Mike Trout

Survey says: Mike Trout, Clayton Kershaw, Craig Kimbrel the best at what they do


Joel Sherman of the New York Post polled 18 scouts and executives for a ranking of the five best position players, starting pitchers, relief pitchers, managers and general managers entering the 2014 regular season.

As you can probably guess, Mike Trout won the ballot for best position player, with two-time defending AL MVP Miguel Cabrera finishing as the runner-up. One GM called Trout “basically the real-life version of Robocop”.

Kershaw ran away with the vote for the best starting pitcher, and respondents were effusive about everything he does on and off the field. Justin Verlander and Jose Fernandez tied for second place. Craig Kimbrel received praise as the game’s best reliever, with Aroldis Chapman finishing a close second.

Joe Maddon and Mike Matheny took home the vote for best manager. Billy Beane of the Athletics and Andrew Friedman of the Rays were one and two for best general manager. Nothing shocking there, either.

Joe Girardi is not a fan of Game 162 scheduling

Joe Girardi
Getty Images

The Yankees fell behind early to the Orioles on Sunday afternoon, a day after dropping both ends of Saturday’s doubleheader. Their game, as did every other game on Sunday with the exception of the Braves-Cardinals doubleheader, started at 3:05 or 3:10 EDT, a change Major League Baseball recently made to create fairness on the final day of the season.

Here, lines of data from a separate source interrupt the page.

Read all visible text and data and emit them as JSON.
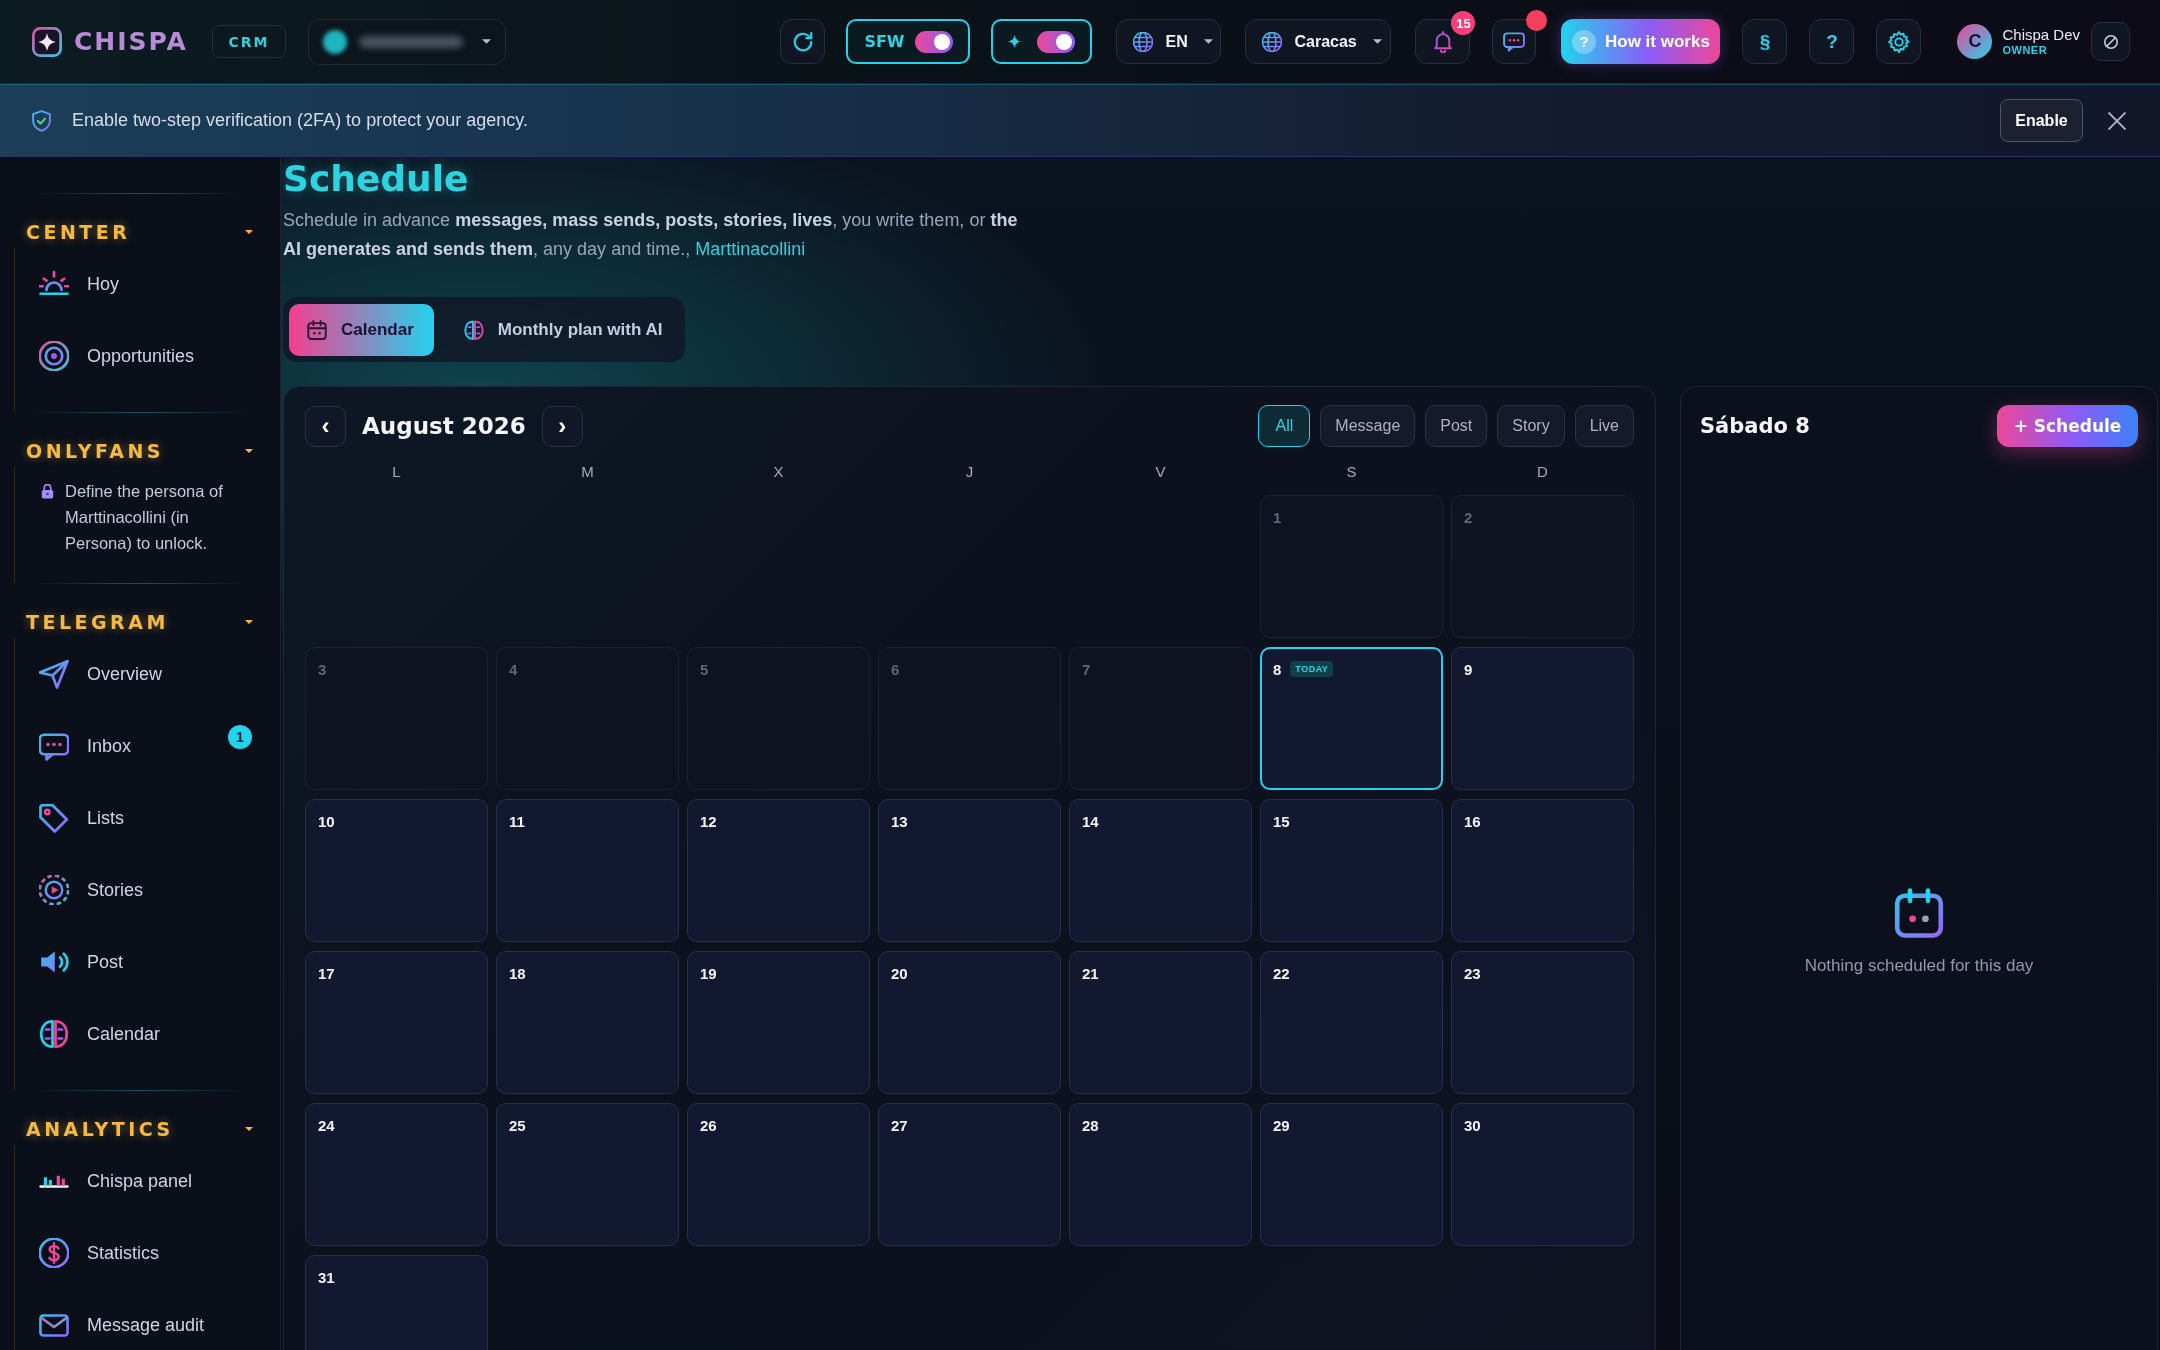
{
  "header": {
    "logo": "CHISPA",
    "badge": "CRM",
    "toggles": [
      {
        "kind": "label",
        "label": "SFW",
        "on": true
      },
      {
        "kind": "sparkle",
        "on": true
      }
    ],
    "language": "EN",
    "timezone": "Caracas",
    "notifications": "15",
    "messages_unread": true,
    "help": {
      "mark": "?",
      "label": "How it works"
    },
    "text_buttons": [
      "§",
      "?"
    ],
    "user": {
      "initial": "C",
      "name": "Chispa Dev",
      "role": "OWNER"
    }
  },
  "banner": {
    "text": "Enable two-step verification (2FA) to protect your agency.",
    "action": "Enable"
  },
  "sidebar": {
    "sections": [
      {
        "title": "CENTER",
        "expanded": true,
        "items": [
          {
            "label": "Hoy",
            "selected": false
          },
          {
            "label": "Opportunities",
            "selected": false
          }
        ]
      },
      {
        "title": "ONLYFANS",
        "expanded": true,
        "note": "Define the persona of Marttinacollini (in Persona) to unlock."
      },
      {
        "title": "TELEGRAM",
        "expanded": true,
        "items": [
          {
            "label": "Overview",
            "selected": false
          },
          {
            "label": "Inbox",
            "selected": false,
            "badge": "1"
          },
          {
            "label": "Lists",
            "selected": false
          },
          {
            "label": "Stories",
            "selected": false
          },
          {
            "label": "Post",
            "selected": false
          },
          {
            "label": "Calendar",
            "selected": false
          }
        ]
      },
      {
        "title": "ANALYTICS",
        "expanded": true,
        "items": [
          {
            "label": "Chispa panel",
            "selected": false
          },
          {
            "label": "Statistics",
            "selected": false
          },
          {
            "label": "Message audit",
            "selected": false
          }
        ]
      }
    ]
  },
  "page": {
    "title": "Schedule",
    "description": "Schedule in advance **messages, mass sends, posts, stories, lives**, you write them, or **the AI generates and sends them**, any day and time.,",
    "account": "Marttinacollini",
    "tabs": [
      {
        "label": "Calendar",
        "selected": true
      },
      {
        "label": "Monthly plan with AI",
        "selected": false
      }
    ]
  },
  "calendar": {
    "month": "August 2026",
    "prev": "‹",
    "next": "›",
    "filters": [
      {
        "label": "All",
        "selected": true
      },
      {
        "label": "Message",
        "selected": false
      },
      {
        "label": "Post",
        "selected": false
      },
      {
        "label": "Story",
        "selected": false
      },
      {
        "label": "Live",
        "selected": false
      }
    ],
    "weekdays": [
      "L",
      "M",
      "X",
      "J",
      "V",
      "S",
      "D"
    ],
    "cells": [
      {
        "kind": "blank"
      },
      {
        "kind": "blank"
      },
      {
        "kind": "blank"
      },
      {
        "kind": "blank"
      },
      {
        "kind": "blank"
      },
      {
        "kind": "day",
        "day": "1",
        "past": true,
        "today": false
      },
      {
        "kind": "day",
        "day": "2",
        "past": true,
        "today": false
      },
      {
        "kind": "day",
        "day": "3",
        "past": true,
        "today": false
      },
      {
        "kind": "day",
        "day": "4",
        "past": true,
        "today": false
      },
      {
        "kind": "day",
        "day": "5",
        "past": true,
        "today": false
      },
      {
        "kind": "day",
        "day": "6",
        "past": true,
        "today": false
      },
      {
        "kind": "day",
        "day": "7",
        "past": true,
        "today": false
      },
      {
        "kind": "day",
        "day": "8",
        "past": false,
        "today": true,
        "badge": "TODAY"
      },
      {
        "kind": "day",
        "day": "9",
        "past": false,
        "today": false
      },
      {
        "kind": "day",
        "day": "10",
        "past": false,
        "today": false
      },
      {
        "kind": "day",
        "day": "11",
        "past": false,
        "today": false
      },
      {
        "kind": "day",
        "day": "12",
        "past": false,
        "today": false
      },
      {
        "kind": "day",
        "day": "13",
        "past": false,
        "today": false
      },
      {
        "kind": "day",
        "day": "14",
        "past": false,
        "today": false
      },
      {
        "kind": "day",
        "day": "15",
        "past": false,
        "today": false
      },
      {
        "kind": "day",
        "day": "16",
        "past": false,
        "today": false
      },
      {
        "kind": "day",
        "day": "17",
        "past": false,
        "today": false
      },
      {
        "kind": "day",
        "day": "18",
        "past": false,
        "today": false
      },
      {
        "kind": "day",
        "day": "19",
        "past": false,
        "today": false
      },
      {
        "kind": "day",
        "day": "20",
        "past": false,
        "today": false
      },
      {
        "kind": "day",
        "day": "21",
        "past": false,
        "today": false
      },
      {
        "kind": "day",
        "day": "22",
        "past": false,
        "today": false
      },
      {
        "kind": "day",
        "day": "23",
        "past": false,
        "today": false
      },
      {
        "kind": "day",
        "day": "24",
        "past": false,
        "today": false
      },
      {
        "kind": "day",
        "day": "25",
        "past": false,
        "today": false
      },
      {
        "kind": "day",
        "day": "26",
        "past": false,
        "today": false
      },
      {
        "kind": "day",
        "day": "27",
        "past": false,
        "today": false
      },
      {
        "kind": "day",
        "day": "28",
        "past": false,
        "today": false
      },
      {
        "kind": "day",
        "day": "29",
        "past": false,
        "today": false
      },
      {
        "kind": "day",
        "day": "30",
        "past": false,
        "today": false
      },
      {
        "kind": "day",
        "day": "31",
        "past": false,
        "today": false
      }
    ]
  },
  "day_panel": {
    "title": "Sábado 8",
    "action": "+ Schedule",
    "empty_text": "Nothing scheduled for this day"
  }
}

Girardi is not a fan. Per the Associated Press:

It was cloudy at Camden Yards at 3:05 p.m., but late-afternoon games often make it difficult for batters to see pitches.

Girardi said, “Here’s the thing that bothers me: If it’s a sunny day you’re playing in shadows.”

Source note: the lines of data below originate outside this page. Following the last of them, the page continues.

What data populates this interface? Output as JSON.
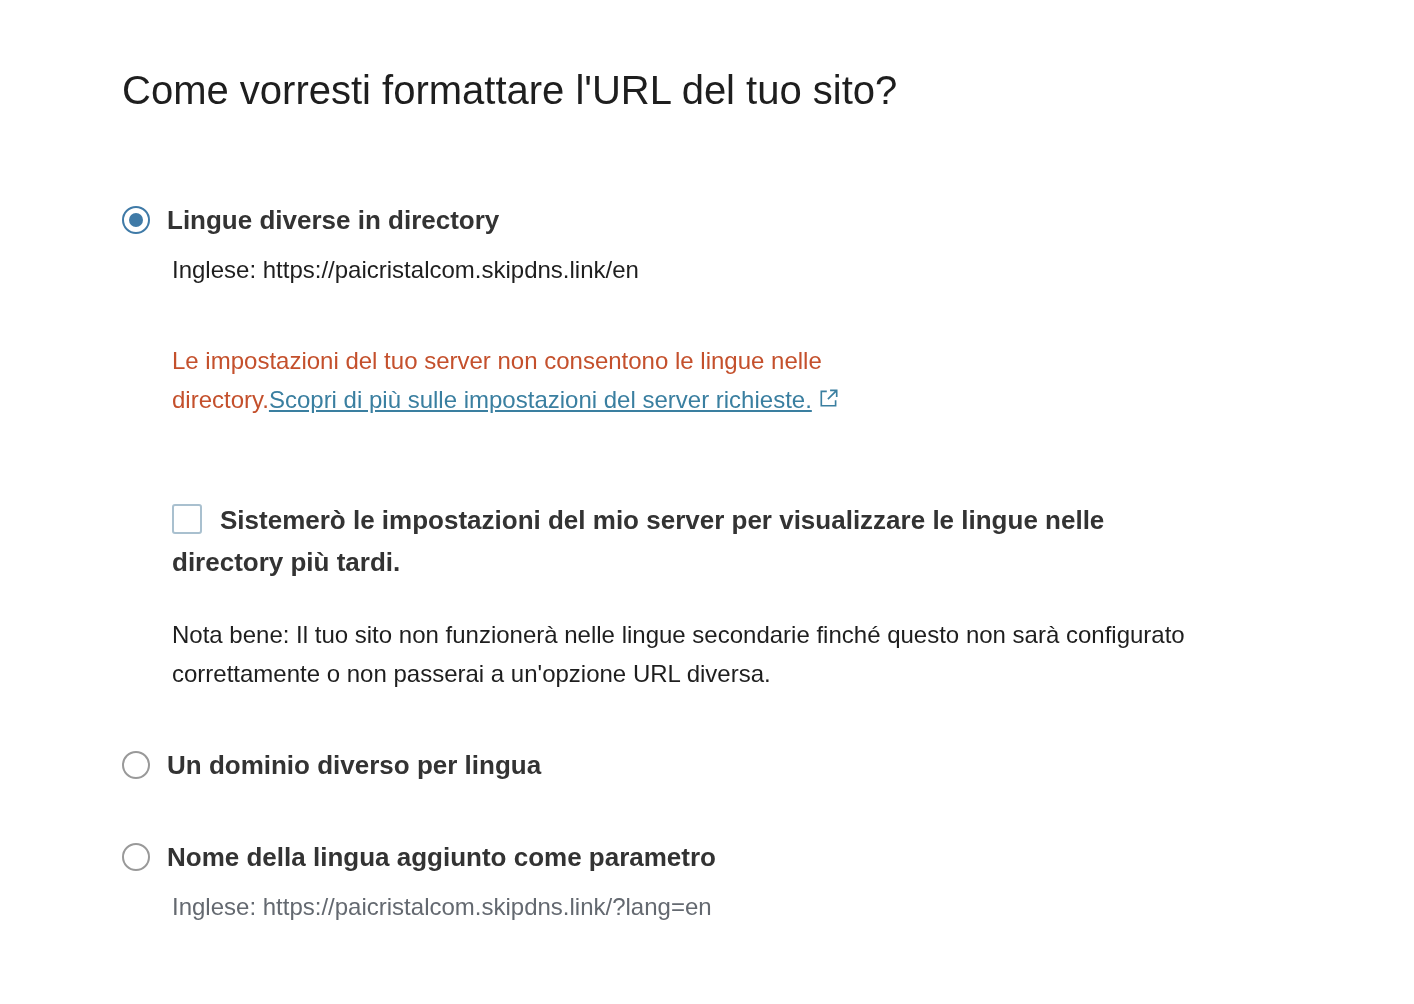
{
  "heading": "Come vorresti formattare l'URL del tuo sito?",
  "options": [
    {
      "label": "Lingue diverse in directory",
      "selected": true,
      "example": "Inglese: https://paicristalcom.skipdns.link/en",
      "warning": {
        "text": "Le impostazioni del tuo server non consentono le lingue nelle directory.",
        "link": "Scopri di più sulle impostazioni del server richieste."
      },
      "confirm": {
        "label": "Sistemerò le impostazioni del mio server per visualizzare le lingue nelle directory più tardi.",
        "checked": false
      },
      "note": "Nota bene: Il tuo sito non funzionerà nelle lingue secondarie finché questo non sarà configurato correttamente o non passerai a un'opzione URL diversa."
    },
    {
      "label": "Un dominio diverso per lingua",
      "selected": false
    },
    {
      "label": "Nome della lingua aggiunto come parametro",
      "selected": false,
      "example": "Inglese: https://paicristalcom.skipdns.link/?lang=en"
    }
  ]
}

He added, “If it’s the most important game of the year to get in, I don’t think that’s right.”

Understanding the idea is for every team to play at the same time, Girardi said, “Then play all night games.”

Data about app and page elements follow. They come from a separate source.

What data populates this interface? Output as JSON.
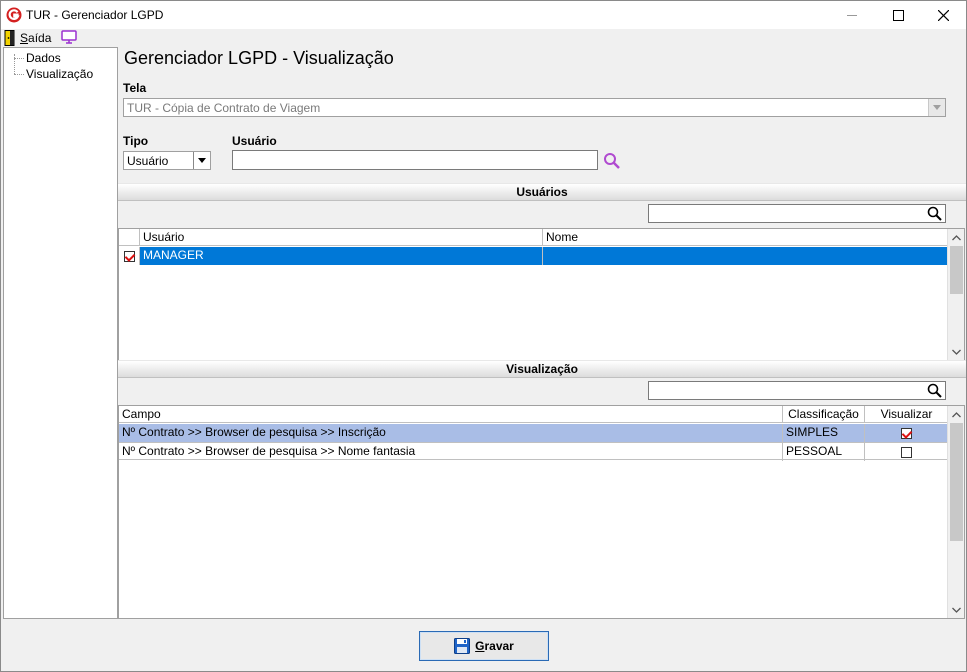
{
  "window": {
    "title": "TUR - Gerenciador LGPD"
  },
  "menu": {
    "exit_label_first": "S",
    "exit_label_rest": "aída"
  },
  "tree": {
    "items": [
      {
        "label": "Dados"
      },
      {
        "label": "Visualização"
      }
    ]
  },
  "page": {
    "title": "Gerenciador LGPD - Visualização"
  },
  "form": {
    "tela_label": "Tela",
    "tela_value": "TUR - Cópia de Contrato de Viagem",
    "tipo_label": "Tipo",
    "tipo_value": "Usuário",
    "usuario_label": "Usuário",
    "usuario_value": ""
  },
  "users_section": {
    "title": "Usuários",
    "search_value": "",
    "columns": [
      "Usuário",
      "Nome"
    ],
    "rows": [
      {
        "checked": true,
        "usuario": "MANAGER",
        "nome": ""
      }
    ]
  },
  "view_section": {
    "title": "Visualização",
    "search_value": "",
    "columns": [
      "Campo",
      "Classificação",
      "Visualizar"
    ],
    "rows": [
      {
        "campo": "Nº Contrato >> Browser de pesquisa >> Inscrição",
        "classificacao": "SIMPLES",
        "visualizar": true
      },
      {
        "campo": "Nº Contrato >> Browser de pesquisa >> Nome fantasia",
        "classificacao": "PESSOAL",
        "visualizar": false
      }
    ]
  },
  "footer": {
    "save_first": "G",
    "save_rest": "ravar"
  },
  "colors": {
    "selection_blue": "#0078d7",
    "selection_light": "#a9bde6",
    "search_icon_purple": "#b04ad0"
  }
}
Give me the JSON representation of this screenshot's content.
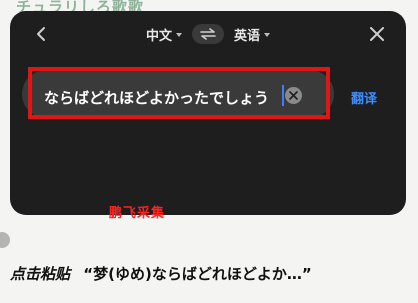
{
  "background_header": "チュラリしろ歌歌",
  "toolbar": {
    "back_icon": "chevron-left-icon",
    "close_icon": "close-icon"
  },
  "languages": {
    "source": "中文",
    "target": "英语",
    "swap_icon": "swap-arrows-icon"
  },
  "input": {
    "value": "ならばどれほどよかったでしょう",
    "clear_icon": "clear-icon"
  },
  "translate_label": "翻译",
  "watermark": "鹏飞采集",
  "caption": {
    "action": "点击粘贴",
    "quote": "“梦(ゆめ)ならばどれほどよか…”"
  },
  "colors": {
    "panel_bg": "#1e1e1e",
    "accent_blue": "#3d8bff",
    "highlight_red": "#e01515"
  }
}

One wonders if MLB had scheduled Sunday’s slate of games for the night, if Girardi would have instead complained about batters losing fly balls in the stadium lights. Furthermore, both teams have to play in the same conditions.

Video: Ichiro Suzuki pitches an inning for the Marlins

Ichiro Suzuki
AP Photo

Marlins outfielder Ichiro Suzuki was given an opportunity to play a new position in Sunday’s series finale against the Phillies. After the Phillies rallied to take a 6-2 lead in the seventh, the Marlins let Suzuki take the hill in the eighth. And, in news that surprises no one, he was impressive.

Though Suzuki gave up a run on two hits, he flashed a fastball that hit the mid-80’s and a breaking ball with some bite.

Suzuki, who turns 42 years old later this month, is 65 hits of 3,000 in his major league career. The Marlins are interested in bringing him back in 2016.